The filmmaker grew more impassioned: “We are in an angry time where anger is the first step — hatred and suspicion toward the other. ‘Call Me’ is about compassion and complete surrender to the otherness of the other, and becoming better people. It plays as the counterpart to this hatred. I think it has been perceived as a soothing balm.”
Perhaps the film resonates with viewers because, although it is a poignant romantic drama, it has a lovely, lively feel. Guadagnino instructed Chalamet and Hammer “to not take the characters too seriously,” and this may be why their performances are so strong.
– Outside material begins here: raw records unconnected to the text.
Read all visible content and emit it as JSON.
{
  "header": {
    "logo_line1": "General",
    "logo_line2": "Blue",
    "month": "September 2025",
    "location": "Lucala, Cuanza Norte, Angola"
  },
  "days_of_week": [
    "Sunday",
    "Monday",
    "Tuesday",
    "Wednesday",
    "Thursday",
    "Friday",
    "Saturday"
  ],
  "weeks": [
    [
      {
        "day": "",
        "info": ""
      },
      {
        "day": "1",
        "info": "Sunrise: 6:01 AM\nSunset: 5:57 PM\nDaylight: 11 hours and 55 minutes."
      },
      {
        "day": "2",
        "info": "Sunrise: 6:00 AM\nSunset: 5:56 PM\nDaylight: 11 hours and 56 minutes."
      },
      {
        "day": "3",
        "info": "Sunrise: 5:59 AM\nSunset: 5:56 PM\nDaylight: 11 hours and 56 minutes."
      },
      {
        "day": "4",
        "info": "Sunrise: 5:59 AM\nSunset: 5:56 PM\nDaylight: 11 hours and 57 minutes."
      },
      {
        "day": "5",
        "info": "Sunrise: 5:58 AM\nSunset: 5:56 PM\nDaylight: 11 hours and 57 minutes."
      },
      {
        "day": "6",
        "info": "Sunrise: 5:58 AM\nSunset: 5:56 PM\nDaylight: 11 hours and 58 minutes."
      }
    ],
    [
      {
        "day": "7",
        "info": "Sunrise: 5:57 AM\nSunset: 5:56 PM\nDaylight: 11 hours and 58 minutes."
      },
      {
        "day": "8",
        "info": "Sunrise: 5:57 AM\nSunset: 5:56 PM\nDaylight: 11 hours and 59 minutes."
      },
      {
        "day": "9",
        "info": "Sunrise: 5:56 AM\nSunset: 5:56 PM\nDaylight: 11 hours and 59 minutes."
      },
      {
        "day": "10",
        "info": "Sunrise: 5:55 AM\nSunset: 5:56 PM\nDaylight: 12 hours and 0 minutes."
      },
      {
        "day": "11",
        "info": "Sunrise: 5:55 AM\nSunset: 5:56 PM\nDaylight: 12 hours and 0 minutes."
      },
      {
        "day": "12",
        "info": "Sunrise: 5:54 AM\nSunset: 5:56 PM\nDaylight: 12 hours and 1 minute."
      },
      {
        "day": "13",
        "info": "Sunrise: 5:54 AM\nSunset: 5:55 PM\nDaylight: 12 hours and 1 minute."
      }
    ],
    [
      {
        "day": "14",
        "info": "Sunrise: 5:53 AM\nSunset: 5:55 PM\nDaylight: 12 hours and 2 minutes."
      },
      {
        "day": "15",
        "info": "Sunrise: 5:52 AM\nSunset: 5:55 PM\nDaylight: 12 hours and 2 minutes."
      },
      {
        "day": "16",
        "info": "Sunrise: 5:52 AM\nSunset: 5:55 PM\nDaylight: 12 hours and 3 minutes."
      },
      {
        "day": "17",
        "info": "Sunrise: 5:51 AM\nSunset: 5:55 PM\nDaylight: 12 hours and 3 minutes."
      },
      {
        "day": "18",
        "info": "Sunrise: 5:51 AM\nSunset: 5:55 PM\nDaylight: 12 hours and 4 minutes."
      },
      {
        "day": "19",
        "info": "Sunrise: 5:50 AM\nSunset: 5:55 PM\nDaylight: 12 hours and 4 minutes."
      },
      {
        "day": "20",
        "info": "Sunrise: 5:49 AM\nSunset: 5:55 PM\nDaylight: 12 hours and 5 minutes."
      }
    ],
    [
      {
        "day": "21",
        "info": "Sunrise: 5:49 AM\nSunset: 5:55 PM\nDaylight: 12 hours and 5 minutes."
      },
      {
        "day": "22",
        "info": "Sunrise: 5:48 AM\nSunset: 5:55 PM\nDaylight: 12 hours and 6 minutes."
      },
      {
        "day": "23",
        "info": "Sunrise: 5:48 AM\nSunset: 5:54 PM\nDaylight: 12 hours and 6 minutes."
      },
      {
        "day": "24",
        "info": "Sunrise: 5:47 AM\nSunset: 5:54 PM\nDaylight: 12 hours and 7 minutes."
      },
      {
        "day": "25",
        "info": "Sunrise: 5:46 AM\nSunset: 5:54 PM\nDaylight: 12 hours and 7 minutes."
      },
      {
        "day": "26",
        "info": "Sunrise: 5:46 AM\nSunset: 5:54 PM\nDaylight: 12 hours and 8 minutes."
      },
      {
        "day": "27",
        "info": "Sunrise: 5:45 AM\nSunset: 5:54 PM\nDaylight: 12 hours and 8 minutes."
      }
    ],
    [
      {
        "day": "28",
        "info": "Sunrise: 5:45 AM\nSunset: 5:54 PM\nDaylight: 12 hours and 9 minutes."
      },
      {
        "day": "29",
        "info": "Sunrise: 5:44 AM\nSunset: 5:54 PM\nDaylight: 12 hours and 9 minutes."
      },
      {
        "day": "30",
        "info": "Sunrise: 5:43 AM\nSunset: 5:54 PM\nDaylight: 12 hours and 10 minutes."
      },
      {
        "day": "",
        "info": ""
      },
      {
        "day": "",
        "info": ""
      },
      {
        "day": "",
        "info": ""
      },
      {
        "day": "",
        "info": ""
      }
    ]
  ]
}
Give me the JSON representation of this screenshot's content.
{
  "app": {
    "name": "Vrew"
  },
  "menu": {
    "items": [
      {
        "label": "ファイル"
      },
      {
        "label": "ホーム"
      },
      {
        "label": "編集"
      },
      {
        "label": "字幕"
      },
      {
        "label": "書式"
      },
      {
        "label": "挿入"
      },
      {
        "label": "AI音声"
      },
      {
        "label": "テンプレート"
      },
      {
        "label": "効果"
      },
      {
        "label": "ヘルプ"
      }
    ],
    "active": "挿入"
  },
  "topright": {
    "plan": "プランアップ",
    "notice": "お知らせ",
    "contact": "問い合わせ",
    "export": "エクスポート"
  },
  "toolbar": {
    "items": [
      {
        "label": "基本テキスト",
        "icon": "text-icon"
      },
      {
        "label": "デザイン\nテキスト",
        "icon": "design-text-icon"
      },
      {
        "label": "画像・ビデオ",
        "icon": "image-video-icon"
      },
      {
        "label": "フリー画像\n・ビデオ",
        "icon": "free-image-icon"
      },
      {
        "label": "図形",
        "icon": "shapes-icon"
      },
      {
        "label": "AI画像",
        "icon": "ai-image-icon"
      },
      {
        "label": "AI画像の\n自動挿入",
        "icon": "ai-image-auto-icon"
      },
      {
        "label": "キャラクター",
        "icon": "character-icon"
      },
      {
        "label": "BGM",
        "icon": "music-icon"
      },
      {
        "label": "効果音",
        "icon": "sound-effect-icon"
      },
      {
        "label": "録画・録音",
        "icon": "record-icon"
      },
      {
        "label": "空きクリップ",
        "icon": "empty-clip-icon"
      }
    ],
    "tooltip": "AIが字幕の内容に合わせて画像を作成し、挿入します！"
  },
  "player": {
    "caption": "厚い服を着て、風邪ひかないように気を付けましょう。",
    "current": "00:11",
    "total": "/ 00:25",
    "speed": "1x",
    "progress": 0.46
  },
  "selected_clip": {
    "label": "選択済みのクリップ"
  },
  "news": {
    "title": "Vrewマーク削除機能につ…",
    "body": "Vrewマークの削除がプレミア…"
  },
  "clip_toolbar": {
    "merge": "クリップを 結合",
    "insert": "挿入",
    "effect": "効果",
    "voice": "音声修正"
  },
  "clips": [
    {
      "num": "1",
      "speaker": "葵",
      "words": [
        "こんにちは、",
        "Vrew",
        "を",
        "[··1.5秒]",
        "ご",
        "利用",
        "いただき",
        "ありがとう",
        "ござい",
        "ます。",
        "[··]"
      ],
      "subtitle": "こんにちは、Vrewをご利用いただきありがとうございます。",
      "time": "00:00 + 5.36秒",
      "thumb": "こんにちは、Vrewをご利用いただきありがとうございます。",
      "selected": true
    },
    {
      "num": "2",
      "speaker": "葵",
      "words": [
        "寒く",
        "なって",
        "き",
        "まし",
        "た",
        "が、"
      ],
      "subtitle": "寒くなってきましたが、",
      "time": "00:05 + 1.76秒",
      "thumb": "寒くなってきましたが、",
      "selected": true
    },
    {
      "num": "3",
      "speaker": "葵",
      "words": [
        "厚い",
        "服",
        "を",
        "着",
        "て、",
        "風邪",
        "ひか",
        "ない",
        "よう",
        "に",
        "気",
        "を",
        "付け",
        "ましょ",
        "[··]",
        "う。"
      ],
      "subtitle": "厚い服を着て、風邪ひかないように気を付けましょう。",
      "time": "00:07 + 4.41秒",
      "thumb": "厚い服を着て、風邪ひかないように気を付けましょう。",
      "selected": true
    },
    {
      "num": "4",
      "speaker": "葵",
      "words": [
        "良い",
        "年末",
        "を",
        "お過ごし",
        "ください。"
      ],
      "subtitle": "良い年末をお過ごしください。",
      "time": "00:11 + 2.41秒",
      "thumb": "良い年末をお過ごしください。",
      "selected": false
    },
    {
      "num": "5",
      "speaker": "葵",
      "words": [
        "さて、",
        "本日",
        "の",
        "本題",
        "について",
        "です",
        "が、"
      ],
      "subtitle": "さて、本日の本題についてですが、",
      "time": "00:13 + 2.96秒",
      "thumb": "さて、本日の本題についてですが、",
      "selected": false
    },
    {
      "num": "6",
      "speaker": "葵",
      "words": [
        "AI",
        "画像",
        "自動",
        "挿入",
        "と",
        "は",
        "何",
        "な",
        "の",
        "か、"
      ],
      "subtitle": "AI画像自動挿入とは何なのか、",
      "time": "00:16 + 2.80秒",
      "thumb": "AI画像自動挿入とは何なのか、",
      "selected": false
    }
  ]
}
As the filmmaker acknowledged, “Their commitment makes their characters blossom on screen.”
Guadagnino specifically wanted the actors to seem like they had known each other a long time, to feel as if they were family, not “actors acting as a family.”
Aciman himself and producer Peter Spears play gay couple Mounir and Isaac, respectively — whom other characters dub “Sonny and Cher.” The writer, who has no other film credits to his name, was amused by the opportunity.
“They told me I was going to be in the film. I had no idea what role it would be. They asked for my size — I had to get some clothing [fitted] — and they put me in that suit. Then I realized what I was supposed to play.
“The father [Michael Stuhlbarg] asks his son if Elio despises [Mounir and Isaac] because they are gay, or because they are ridiculous?” Aciman added. “I wanted to undo that straight man’s view of a gay couple. I ended up being the cliché!”
However, the response to “Call Me by Your Name” has been gratifying for everyone involved. Aciman, in particular, is still amazed.
“It’s uncanny to see something on screen that was once just an idea in my head.”